### RECORDED DATA
------------------------------------

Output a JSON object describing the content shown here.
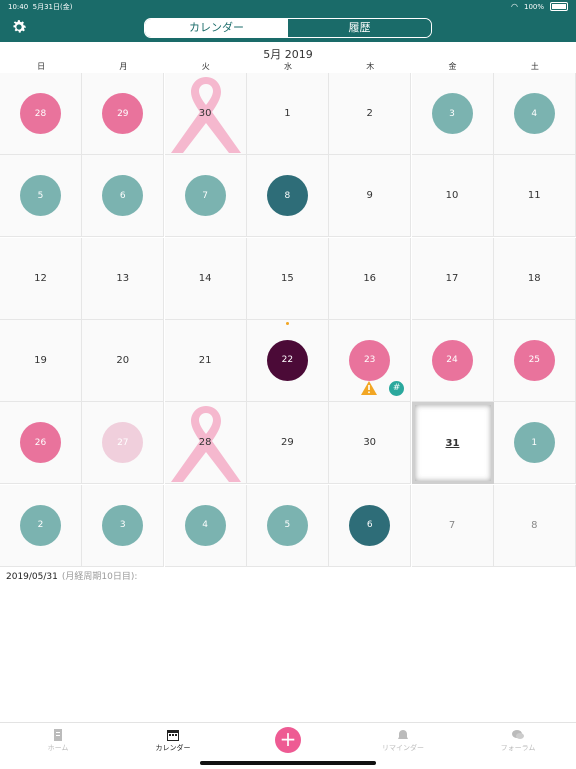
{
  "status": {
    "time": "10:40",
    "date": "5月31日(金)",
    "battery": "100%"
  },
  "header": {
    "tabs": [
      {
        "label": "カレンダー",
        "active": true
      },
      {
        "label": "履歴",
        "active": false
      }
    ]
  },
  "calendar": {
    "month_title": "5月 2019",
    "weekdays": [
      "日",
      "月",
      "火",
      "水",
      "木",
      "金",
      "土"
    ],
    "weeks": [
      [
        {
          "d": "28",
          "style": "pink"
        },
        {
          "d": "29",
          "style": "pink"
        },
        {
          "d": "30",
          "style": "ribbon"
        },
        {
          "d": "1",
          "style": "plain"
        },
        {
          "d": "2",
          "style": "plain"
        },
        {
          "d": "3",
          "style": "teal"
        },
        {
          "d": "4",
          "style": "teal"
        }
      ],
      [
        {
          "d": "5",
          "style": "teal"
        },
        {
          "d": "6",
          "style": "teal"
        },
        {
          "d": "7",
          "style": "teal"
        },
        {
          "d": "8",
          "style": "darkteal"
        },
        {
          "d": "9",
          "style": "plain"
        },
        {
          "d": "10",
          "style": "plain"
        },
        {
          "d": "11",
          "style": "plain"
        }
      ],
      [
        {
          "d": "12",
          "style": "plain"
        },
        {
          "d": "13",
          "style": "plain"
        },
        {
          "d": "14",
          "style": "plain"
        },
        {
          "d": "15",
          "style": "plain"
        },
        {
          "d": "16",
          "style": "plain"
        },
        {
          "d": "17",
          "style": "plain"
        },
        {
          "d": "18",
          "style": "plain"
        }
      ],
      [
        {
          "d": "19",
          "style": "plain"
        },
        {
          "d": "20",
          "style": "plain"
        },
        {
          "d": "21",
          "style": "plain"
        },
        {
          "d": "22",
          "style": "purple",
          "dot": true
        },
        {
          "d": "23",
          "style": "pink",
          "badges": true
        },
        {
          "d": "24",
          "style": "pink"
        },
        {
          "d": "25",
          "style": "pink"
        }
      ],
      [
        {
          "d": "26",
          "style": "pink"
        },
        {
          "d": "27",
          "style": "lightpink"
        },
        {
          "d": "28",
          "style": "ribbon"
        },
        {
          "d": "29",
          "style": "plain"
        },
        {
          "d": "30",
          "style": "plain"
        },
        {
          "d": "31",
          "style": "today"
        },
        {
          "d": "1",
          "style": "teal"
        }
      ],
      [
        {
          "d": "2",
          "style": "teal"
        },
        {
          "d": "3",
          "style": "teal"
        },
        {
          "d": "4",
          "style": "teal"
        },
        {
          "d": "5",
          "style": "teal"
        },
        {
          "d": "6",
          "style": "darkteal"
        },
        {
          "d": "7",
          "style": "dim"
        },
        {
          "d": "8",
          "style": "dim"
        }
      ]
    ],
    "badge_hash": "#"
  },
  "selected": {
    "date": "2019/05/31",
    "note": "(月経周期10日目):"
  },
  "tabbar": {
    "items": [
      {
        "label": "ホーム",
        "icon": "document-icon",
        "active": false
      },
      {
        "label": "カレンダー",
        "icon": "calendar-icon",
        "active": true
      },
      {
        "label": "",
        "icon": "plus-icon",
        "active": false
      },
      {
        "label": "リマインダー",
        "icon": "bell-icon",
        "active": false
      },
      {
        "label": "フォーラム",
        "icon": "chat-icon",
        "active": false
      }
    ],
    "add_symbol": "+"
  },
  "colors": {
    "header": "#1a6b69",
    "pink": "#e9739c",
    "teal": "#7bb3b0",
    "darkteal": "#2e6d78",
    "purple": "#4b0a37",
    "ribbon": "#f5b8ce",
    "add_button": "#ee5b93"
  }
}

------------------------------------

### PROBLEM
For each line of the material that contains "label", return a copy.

### ANSWER TO THE PROBLEM
        "label": "カレンダー",
        "label": "履歴",
        "label": "ホーム",
        "label": "カレンダー",
        "label": "",
        "label": "リマインダー",
        "label": "フォーラム",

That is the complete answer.